_Task requirements_
Tally the lines below containing "data" and report only the total.

_Material provided_
================================
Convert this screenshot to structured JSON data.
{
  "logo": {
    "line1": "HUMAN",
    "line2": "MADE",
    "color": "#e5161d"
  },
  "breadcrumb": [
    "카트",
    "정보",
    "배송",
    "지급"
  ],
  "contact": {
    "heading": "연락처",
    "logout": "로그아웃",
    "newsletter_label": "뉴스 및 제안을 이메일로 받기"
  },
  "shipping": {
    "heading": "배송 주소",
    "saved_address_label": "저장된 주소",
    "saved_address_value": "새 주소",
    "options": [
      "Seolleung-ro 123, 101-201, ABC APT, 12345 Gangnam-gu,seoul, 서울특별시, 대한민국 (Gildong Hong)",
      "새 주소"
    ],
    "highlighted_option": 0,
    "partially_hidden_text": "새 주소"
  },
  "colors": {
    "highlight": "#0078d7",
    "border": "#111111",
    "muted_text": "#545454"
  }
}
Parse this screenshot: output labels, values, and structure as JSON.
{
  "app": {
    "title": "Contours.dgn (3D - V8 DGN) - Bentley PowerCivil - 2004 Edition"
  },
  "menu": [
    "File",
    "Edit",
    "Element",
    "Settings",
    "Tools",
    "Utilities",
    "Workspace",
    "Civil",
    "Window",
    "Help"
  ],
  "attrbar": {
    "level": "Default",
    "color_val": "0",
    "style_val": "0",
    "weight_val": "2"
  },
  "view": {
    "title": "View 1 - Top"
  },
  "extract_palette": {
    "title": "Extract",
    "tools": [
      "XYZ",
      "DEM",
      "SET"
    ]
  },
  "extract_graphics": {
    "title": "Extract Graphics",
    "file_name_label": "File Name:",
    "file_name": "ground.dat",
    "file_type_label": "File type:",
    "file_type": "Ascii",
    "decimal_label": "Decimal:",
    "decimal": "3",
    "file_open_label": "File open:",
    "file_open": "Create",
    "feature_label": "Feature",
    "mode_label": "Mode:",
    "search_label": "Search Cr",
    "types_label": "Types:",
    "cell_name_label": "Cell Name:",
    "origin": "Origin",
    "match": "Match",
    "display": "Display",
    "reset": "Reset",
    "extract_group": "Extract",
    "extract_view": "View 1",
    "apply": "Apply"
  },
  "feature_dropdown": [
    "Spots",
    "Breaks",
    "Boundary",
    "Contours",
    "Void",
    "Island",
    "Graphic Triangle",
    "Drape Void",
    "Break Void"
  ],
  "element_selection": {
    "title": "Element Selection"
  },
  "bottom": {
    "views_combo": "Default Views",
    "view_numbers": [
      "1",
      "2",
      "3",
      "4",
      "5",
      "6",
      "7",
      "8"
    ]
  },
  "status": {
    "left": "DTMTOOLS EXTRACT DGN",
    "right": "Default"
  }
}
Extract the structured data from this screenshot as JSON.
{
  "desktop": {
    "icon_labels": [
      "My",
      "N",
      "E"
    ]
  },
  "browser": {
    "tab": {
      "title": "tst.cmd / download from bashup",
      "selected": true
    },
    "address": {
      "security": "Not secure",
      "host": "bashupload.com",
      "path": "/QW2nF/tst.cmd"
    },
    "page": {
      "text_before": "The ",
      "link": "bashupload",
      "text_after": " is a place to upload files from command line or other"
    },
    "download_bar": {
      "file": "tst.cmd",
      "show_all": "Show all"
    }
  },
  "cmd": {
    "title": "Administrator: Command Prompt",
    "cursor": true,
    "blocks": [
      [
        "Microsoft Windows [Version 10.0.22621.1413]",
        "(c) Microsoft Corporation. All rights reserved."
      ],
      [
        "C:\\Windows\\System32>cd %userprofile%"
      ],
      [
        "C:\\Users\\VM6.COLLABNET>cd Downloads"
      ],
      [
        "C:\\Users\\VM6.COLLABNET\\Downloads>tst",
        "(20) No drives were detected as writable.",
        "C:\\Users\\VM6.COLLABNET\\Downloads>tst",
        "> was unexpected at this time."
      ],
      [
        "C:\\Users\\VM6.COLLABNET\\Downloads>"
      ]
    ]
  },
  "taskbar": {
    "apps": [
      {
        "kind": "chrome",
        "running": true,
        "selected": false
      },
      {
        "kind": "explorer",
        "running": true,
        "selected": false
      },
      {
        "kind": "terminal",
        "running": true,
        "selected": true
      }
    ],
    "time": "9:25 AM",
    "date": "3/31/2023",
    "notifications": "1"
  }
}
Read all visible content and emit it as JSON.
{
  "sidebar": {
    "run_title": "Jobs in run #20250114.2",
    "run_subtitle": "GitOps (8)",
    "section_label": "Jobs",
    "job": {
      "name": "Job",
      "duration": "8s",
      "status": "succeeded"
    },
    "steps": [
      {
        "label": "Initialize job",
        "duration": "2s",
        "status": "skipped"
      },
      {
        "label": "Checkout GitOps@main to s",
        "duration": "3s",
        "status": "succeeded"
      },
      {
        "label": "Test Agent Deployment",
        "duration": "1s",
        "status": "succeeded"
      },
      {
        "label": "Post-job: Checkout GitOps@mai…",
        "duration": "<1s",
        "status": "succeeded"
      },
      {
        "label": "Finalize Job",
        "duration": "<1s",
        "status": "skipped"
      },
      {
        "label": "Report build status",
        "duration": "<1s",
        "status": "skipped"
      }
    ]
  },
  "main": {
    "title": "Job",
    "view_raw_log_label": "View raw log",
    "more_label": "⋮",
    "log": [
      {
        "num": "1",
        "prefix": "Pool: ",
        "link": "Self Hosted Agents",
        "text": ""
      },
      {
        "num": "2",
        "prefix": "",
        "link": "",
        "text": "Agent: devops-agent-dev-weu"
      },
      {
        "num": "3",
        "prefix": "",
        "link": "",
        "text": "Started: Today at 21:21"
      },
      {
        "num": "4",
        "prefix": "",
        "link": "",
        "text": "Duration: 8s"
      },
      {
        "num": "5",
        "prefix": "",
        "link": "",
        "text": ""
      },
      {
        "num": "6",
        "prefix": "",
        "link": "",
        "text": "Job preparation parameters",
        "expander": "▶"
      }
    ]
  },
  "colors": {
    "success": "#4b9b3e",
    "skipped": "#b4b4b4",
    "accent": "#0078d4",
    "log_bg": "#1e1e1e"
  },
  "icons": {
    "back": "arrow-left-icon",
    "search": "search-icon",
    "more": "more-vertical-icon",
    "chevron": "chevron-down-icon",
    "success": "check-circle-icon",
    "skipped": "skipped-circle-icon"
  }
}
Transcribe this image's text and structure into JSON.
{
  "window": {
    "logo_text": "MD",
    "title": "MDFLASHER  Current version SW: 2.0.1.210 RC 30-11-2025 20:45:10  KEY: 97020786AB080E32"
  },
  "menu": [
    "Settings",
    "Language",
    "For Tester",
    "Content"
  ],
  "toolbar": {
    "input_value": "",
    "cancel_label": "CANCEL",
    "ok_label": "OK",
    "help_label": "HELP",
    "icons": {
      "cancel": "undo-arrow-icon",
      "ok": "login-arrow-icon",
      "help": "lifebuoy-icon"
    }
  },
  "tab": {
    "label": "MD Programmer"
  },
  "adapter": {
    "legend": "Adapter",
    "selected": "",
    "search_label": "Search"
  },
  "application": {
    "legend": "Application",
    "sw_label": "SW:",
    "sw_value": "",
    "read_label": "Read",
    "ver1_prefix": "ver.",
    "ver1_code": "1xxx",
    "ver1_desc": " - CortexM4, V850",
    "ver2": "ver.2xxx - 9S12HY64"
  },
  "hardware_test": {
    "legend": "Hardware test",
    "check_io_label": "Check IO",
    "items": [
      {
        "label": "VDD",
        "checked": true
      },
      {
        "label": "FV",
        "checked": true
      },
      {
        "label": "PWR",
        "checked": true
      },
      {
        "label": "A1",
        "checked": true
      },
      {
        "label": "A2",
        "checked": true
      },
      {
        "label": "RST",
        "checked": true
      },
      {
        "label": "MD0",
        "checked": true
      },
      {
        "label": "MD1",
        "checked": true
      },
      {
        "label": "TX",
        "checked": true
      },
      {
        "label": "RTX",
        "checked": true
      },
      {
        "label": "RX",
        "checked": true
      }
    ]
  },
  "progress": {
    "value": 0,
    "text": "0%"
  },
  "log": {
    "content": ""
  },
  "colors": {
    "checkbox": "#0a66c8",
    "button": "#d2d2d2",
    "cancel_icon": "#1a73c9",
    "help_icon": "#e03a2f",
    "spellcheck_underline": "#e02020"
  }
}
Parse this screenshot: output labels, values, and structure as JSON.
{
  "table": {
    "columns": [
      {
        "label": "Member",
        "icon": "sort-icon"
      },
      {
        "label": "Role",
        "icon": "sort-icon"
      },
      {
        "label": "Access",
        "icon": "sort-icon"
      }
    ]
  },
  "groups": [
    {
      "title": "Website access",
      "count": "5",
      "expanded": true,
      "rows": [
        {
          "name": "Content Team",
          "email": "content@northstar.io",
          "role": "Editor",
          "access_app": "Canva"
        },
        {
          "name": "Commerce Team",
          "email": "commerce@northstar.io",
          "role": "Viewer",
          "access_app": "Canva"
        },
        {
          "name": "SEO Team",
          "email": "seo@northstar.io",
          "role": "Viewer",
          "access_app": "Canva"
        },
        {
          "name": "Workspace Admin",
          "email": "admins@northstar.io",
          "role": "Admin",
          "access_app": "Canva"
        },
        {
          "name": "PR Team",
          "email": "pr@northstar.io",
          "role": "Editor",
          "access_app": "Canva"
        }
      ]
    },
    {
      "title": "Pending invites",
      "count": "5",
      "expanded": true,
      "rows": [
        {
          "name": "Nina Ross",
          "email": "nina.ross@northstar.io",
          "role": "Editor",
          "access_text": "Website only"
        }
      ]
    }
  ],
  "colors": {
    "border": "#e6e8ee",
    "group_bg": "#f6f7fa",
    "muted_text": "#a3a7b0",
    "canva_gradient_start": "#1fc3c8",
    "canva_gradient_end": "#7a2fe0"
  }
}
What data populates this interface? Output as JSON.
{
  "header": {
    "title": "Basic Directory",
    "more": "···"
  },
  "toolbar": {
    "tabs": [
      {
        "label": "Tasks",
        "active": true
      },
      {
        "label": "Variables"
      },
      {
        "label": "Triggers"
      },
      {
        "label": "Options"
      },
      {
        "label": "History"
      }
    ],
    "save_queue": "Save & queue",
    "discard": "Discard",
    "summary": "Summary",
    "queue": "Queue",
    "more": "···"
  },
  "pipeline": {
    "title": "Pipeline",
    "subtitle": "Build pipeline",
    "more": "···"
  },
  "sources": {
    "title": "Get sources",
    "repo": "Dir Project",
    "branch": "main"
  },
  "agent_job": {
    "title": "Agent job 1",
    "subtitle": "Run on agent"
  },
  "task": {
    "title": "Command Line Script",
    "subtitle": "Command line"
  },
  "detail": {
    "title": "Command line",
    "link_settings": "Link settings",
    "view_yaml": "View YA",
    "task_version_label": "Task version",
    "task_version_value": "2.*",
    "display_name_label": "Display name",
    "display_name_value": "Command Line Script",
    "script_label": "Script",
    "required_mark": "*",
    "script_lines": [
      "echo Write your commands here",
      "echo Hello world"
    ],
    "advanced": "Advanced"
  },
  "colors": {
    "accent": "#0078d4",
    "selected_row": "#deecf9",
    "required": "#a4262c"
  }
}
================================
_Final answer_
3